**Problem requirements**
Return the count of lines in the following records that include "name", and nothing more.

··· Input data ···

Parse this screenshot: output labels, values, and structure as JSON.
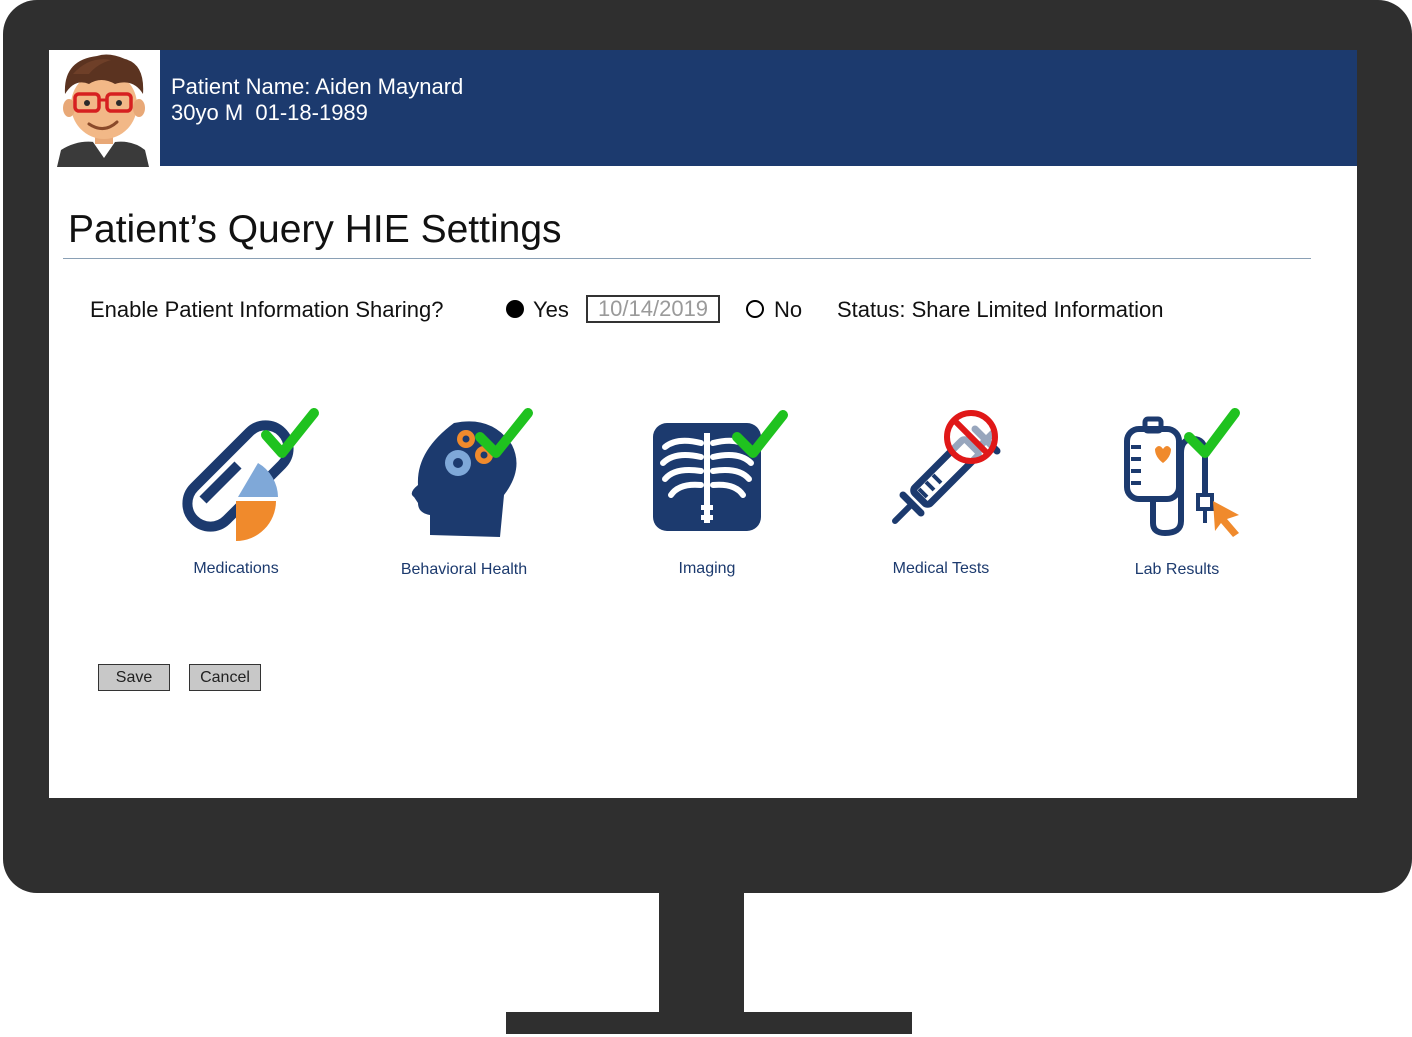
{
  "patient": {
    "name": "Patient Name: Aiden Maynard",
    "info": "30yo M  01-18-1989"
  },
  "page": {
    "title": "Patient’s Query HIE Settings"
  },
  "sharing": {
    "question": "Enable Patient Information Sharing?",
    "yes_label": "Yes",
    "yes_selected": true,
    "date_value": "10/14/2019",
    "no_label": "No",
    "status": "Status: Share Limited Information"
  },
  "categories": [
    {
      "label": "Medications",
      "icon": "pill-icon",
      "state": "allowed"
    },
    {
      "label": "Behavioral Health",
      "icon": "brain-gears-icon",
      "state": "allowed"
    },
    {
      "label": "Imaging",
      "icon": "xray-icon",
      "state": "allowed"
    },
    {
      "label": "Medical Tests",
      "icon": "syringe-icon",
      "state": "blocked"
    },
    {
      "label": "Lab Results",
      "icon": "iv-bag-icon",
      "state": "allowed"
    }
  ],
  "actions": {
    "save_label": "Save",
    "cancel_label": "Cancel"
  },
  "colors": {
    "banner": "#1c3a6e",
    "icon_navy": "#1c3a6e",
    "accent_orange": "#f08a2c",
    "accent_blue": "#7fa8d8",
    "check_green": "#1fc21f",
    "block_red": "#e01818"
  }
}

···
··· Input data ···

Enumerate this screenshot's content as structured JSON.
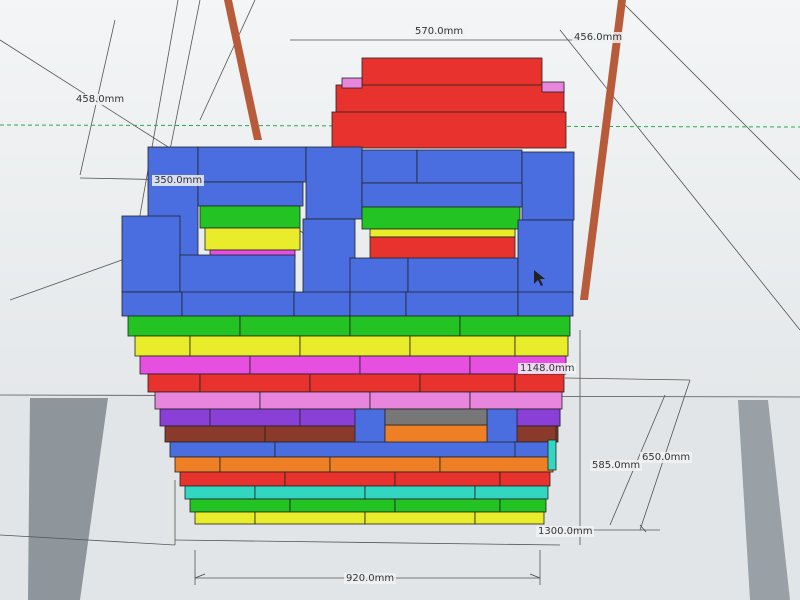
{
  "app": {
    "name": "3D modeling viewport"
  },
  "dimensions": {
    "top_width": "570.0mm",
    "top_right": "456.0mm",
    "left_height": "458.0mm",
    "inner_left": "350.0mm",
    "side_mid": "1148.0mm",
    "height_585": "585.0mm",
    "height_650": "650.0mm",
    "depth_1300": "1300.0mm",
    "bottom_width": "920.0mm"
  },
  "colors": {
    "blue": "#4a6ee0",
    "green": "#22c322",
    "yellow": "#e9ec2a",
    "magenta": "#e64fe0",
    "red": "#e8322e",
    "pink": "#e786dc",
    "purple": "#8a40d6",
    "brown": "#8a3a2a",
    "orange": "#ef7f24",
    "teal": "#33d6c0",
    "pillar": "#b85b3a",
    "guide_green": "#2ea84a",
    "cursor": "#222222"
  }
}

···

**Response**
2